The dining room, decorated with Mediterranean and Middle Eastern ceramics, and an amazing little, oriental nook with an Egyptian latticework window, looking down on the Arab Hall. The latter immediately set my head spinning – it makes for so many marvellous decorating ideas, doesn’t it? I was very reluctant to leave and as always I found myself wishing that the museum worked like Ikea, so that I could pick up a flat-packed version of various pieces furniture at the end of the tour and take it home with me.
The Silk Room, with paintings by Tintoretto and Millais.
Another part of the studio: peacock feathers below Leighton’s painting Corinna of Tanagra from 1893. Such a splendid neoclassical frame as well!
We stayed until closing time (hardly a testament to our enthusiasm but rather because we arrived late in the day) and then headed to Holland Park, as it is apparently one of the prettiest parks in London, complete with peacocks wandering about – but that will be the subject of my next post.
Det siste halvåret har jeg dratt på flere Jane Austen relaterte eskapader i England. For et par måneder siden fikk jeg besøk fra Norge (hei, Sophie!) og vi dro til Austens hus i Chawton. Huset er bygget på 1600-tallet og var det nest siste huset hun bodde i (hun døde i Winchester og bodde i løpet av sitt liv i Hampshire, Southampton og Bath) sammen med moren og søsteren, som begge het Cassandra.
Vi kom oss med tog fra London til Alton, en liten og mindre sjarmerende landsby og bestemte oss for å gå til fots fra togstasjonen til Chawton. Austen selv måtte gå til fots eller benytte seg av esel-vognen hun delte med søsteren, så vi tenkte vi ikke kunne være dårligere og dessuten gjerne ville teste avstanden.
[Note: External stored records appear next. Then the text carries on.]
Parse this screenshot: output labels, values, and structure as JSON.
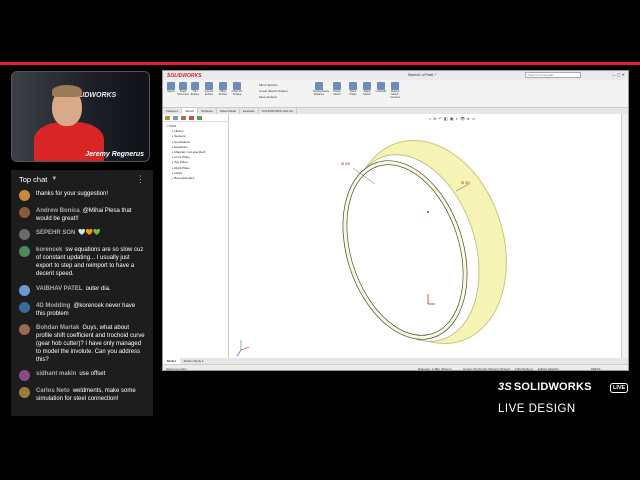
{
  "webcam": {
    "presenter_name": "Jeremy Regnerus",
    "logo_text": "SOLIDWORKS"
  },
  "chat": {
    "header": "Top chat",
    "messages": [
      {
        "author": "",
        "text": "thanks for your suggestion!",
        "avatar_color": "#c98a3c"
      },
      {
        "author": "Andrew Bonica",
        "text": "@Mihai Plesa that would be great!!",
        "avatar_color": "#8a5a3c"
      },
      {
        "author": "SEPEHR SON",
        "text": "🤍🧡💚",
        "avatar_color": "#6a6a6a"
      },
      {
        "author": "korencek",
        "text": "sw equations are so slow cuz of constant updating... I usually just export to step and reimport to have a decent speed.",
        "avatar_color": "#4a8a5a"
      },
      {
        "author": "VAIBHAV PATEL",
        "text": "outer dia.",
        "avatar_color": "#6a9ad0"
      },
      {
        "author": "4D Modding",
        "text": "@korencek never have this problem",
        "avatar_color": "#3a6a9a"
      },
      {
        "author": "Bohdan Martak",
        "text": "Guys, what about profile shift coefficient and trochoid curve (gear hob cutter)? I have only managed to model the involute. Can you address this?",
        "avatar_color": "#9a6a4a"
      },
      {
        "author": "sidhant makin",
        "text": "use offset",
        "avatar_color": "#8a4a8a"
      },
      {
        "author": "Carlos Neto",
        "text": "weldments, make some simulation for steel connection!",
        "avatar_color": "#a07a3a"
      }
    ]
  },
  "screen": {
    "app_logo": "SOLIDWORKS",
    "document_name": "Sketch1 of Part1 *",
    "search_placeholder": "Search Commands",
    "tabs": [
      "Features",
      "Sketch",
      "Surfaces",
      "Sheet Metal",
      "Evaluate",
      "SOLIDWORKS Add-Ins"
    ],
    "active_tab": "Sketch",
    "ribbon_buttons": [
      "Sketch",
      "Smart Dimension",
      "Trim Entities",
      "Convert Entities",
      "Offset Entities",
      "Offset On Surface",
      "Display/Delete Relations",
      "Repair Sketch",
      "Quick Snaps",
      "Rapid Sketch",
      "Instant2D",
      "Shaded Sketch Contours"
    ],
    "ribbon_small": [
      "Mirror Entities",
      "Linear Sketch Pattern",
      "Move Entities"
    ],
    "tree": [
      "Part1",
      "History",
      "Sensors",
      "Annotations",
      "Equations",
      "Material <not specified>",
      "Front Plane",
      "Top Plane",
      "Right Plane",
      "Origin",
      "Boss-Extrude1"
    ],
    "model_tabs": [
      "Model",
      "Motion Study 1"
    ],
    "status": {
      "left": "Select an entity",
      "diameter": "Diameter: 1.98in (Driven)",
      "center": "Center: 0in,0in,0in (Driven) (Driven)",
      "state": "Fully Defined",
      "editing": "Editing Sketch1",
      "units": "MMGS"
    },
    "dimensions": [
      "Ø 68",
      "Ø 50"
    ]
  },
  "branding": {
    "ds_logo": "SOLIDWORKS",
    "live_badge": "LIVE",
    "subtitle": "LIVE DESIGN"
  }
}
Høydepunktet av besøket var å se Austens skrivebord (egentlig et tebord) og dessuten alle objektene tilknyttet to av brødrene hennes, Francis og Charles, som begge tjenestegjorde i marinen under Napoleonskrigene. Francis var en del av Lord Nelsons flåte i Middelhavet, deltok i slaget ved Nilen, men gikk glipp av Trafalgar fordi han hentet forsyninger til den Britiske flåten på det tidspunktet. Chawton Cottage var i det hele tatt mye større enn vi hadde trodd og museumsamlingen var imponerende: det var en god blanding av private eiendeler som smykker (flere sørgesmykker med hårlokker!) og skrin, tidsriktige møbler, reproduksjoner og et lappeteppe Jane, Cassandra og moren hadde laget. Det hang en imponerende samling originalillustrasjoner av Hugh Thompson (fra 1890-tallet) fra alle Austen-romanene, samt et brev som kalte Francis til St. James’ Palace for å motta Order of the Bath, og brevet Cassandra skrev til niesen Fanny da Jane Austen døde. I et monter var også en av Austen’s hårlokker bevart og i et annet lå litt av Mr. Austen’s hår.
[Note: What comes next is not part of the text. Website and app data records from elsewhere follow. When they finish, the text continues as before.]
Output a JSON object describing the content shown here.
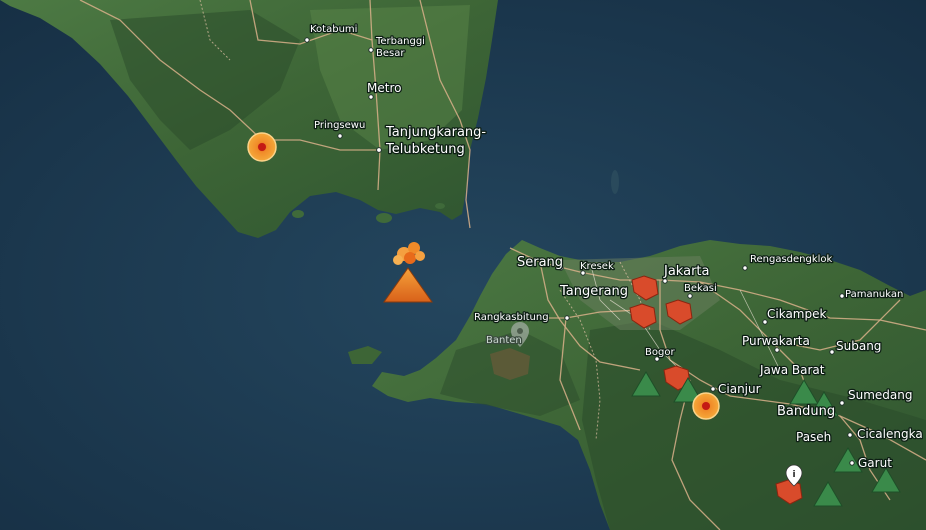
{
  "map": {
    "places": [
      {
        "id": "kotabumi",
        "label": "Kotabumi",
        "size": "s"
      },
      {
        "id": "terbanggi",
        "label": "Terbanggi",
        "size": "s"
      },
      {
        "id": "besar",
        "label": "Besar",
        "size": "s"
      },
      {
        "id": "metro",
        "label": "Metro",
        "size": "m"
      },
      {
        "id": "pringsewu",
        "label": "Pringsewu",
        "size": "s"
      },
      {
        "id": "tanjungkarang",
        "label": "Tanjungkarang-",
        "size": "l"
      },
      {
        "id": "telubketung",
        "label": "Telubketung",
        "size": "l"
      },
      {
        "id": "serang",
        "label": "Serang",
        "size": "l"
      },
      {
        "id": "kresek",
        "label": "Kresek",
        "size": "s"
      },
      {
        "id": "tangerang",
        "label": "Tangerang",
        "size": "l"
      },
      {
        "id": "jakarta",
        "label": "Jakarta",
        "size": "l"
      },
      {
        "id": "bekasi",
        "label": "Bekasi",
        "size": "s"
      },
      {
        "id": "rengasdengklok",
        "label": "Rengasdengklok",
        "size": "s"
      },
      {
        "id": "pamanukan",
        "label": "Pamanukan",
        "size": "s"
      },
      {
        "id": "rangkasbitung",
        "label": "Rangkasbitung",
        "size": "s"
      },
      {
        "id": "banten",
        "label": "Banten",
        "size": "s"
      },
      {
        "id": "cikampek",
        "label": "Cikampek",
        "size": "m"
      },
      {
        "id": "purwakarta",
        "label": "Purwakarta",
        "size": "m"
      },
      {
        "id": "subang",
        "label": "Subang",
        "size": "m"
      },
      {
        "id": "bogor",
        "label": "Bogor",
        "size": "s"
      },
      {
        "id": "jawabarat",
        "label": "Jawa Barat",
        "size": "m"
      },
      {
        "id": "cianjur",
        "label": "Cianjur",
        "size": "m"
      },
      {
        "id": "sumedang",
        "label": "Sumedang",
        "size": "m"
      },
      {
        "id": "bandung",
        "label": "Bandung",
        "size": "l"
      },
      {
        "id": "paseh",
        "label": "Paseh",
        "size": "m"
      },
      {
        "id": "cicalengka",
        "label": "Cicalengka",
        "size": "m"
      },
      {
        "id": "garut",
        "label": "Garut",
        "size": "m"
      }
    ],
    "markers": [
      {
        "id": "eq-lampung",
        "type": "earthquake"
      },
      {
        "id": "volcano-krakatau",
        "type": "erupting-volcano"
      },
      {
        "id": "banten-pin",
        "type": "location-pin"
      },
      {
        "id": "eq-cianjur",
        "type": "earthquake"
      },
      {
        "id": "info-pin",
        "type": "info-pin"
      }
    ],
    "colors": {
      "sea": "#1d3b52",
      "land": "#3f6a3a",
      "volcano": "#e8741c",
      "hazard": "#d94b2b",
      "mountain": "#3a8a4a",
      "road": "#d8b08a"
    }
  }
}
Etter å ha spist en pub-lunsj trasket vi opp hovedveien til herskapshuset der Austens bror Edward bodde med sin familie og kirken der Cassandra og Mrs. Austen ligger begravet.